- **Work required**: Every line containing the word "true" must be pulled from the records.
▬▬▬
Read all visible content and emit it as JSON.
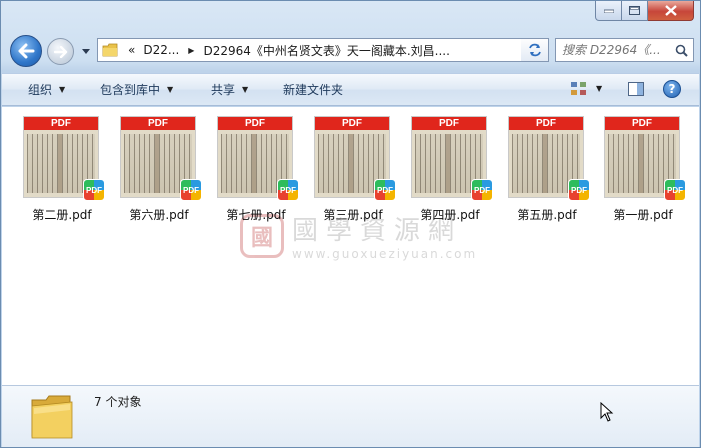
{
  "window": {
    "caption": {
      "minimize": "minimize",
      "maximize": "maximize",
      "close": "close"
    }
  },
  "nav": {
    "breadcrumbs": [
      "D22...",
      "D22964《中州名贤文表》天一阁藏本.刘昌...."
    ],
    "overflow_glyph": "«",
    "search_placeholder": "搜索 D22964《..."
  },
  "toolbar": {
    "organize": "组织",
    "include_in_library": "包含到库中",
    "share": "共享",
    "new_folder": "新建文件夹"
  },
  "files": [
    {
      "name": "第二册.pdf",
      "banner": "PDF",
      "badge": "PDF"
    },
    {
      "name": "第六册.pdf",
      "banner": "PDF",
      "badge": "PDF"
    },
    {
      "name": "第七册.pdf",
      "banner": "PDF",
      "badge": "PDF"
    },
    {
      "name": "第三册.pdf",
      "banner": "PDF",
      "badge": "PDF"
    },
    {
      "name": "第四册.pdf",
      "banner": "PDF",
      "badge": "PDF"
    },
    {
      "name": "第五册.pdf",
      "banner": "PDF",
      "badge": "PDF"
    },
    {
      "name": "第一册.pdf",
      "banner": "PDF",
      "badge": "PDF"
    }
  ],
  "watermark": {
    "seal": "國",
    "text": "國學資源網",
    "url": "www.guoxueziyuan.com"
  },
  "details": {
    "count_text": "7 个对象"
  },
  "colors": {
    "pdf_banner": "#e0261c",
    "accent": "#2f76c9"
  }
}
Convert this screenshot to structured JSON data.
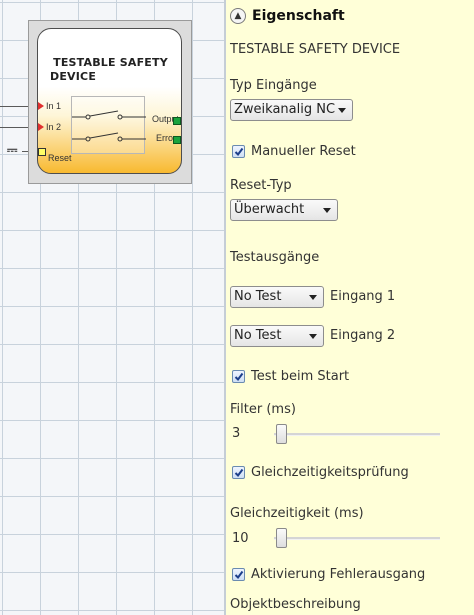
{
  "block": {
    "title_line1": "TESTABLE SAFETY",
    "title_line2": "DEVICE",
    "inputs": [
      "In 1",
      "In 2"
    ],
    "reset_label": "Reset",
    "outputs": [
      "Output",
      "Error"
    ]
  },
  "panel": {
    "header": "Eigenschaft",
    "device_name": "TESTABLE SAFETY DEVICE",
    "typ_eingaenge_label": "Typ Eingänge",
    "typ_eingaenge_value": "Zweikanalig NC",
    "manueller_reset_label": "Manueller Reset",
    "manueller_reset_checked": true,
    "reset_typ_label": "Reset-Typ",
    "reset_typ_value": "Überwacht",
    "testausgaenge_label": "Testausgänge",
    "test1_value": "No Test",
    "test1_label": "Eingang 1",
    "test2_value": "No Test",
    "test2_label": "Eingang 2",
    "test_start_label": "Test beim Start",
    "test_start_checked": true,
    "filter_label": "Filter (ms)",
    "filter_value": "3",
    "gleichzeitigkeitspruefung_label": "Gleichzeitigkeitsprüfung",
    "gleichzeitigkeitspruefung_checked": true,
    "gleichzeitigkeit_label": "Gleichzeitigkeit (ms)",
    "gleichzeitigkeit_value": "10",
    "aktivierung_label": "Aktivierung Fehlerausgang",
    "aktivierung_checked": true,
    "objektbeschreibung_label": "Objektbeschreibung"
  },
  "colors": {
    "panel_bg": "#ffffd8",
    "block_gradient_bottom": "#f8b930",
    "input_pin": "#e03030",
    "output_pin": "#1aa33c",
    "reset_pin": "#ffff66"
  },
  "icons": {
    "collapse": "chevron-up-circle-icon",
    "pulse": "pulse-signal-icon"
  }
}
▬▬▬
- **Exercise answer**:
    "manueller_reset_checked": true,
    "test_start_checked": true,
    "gleichzeitigkeitspruefung_checked": true,
    "aktivierung_checked": true,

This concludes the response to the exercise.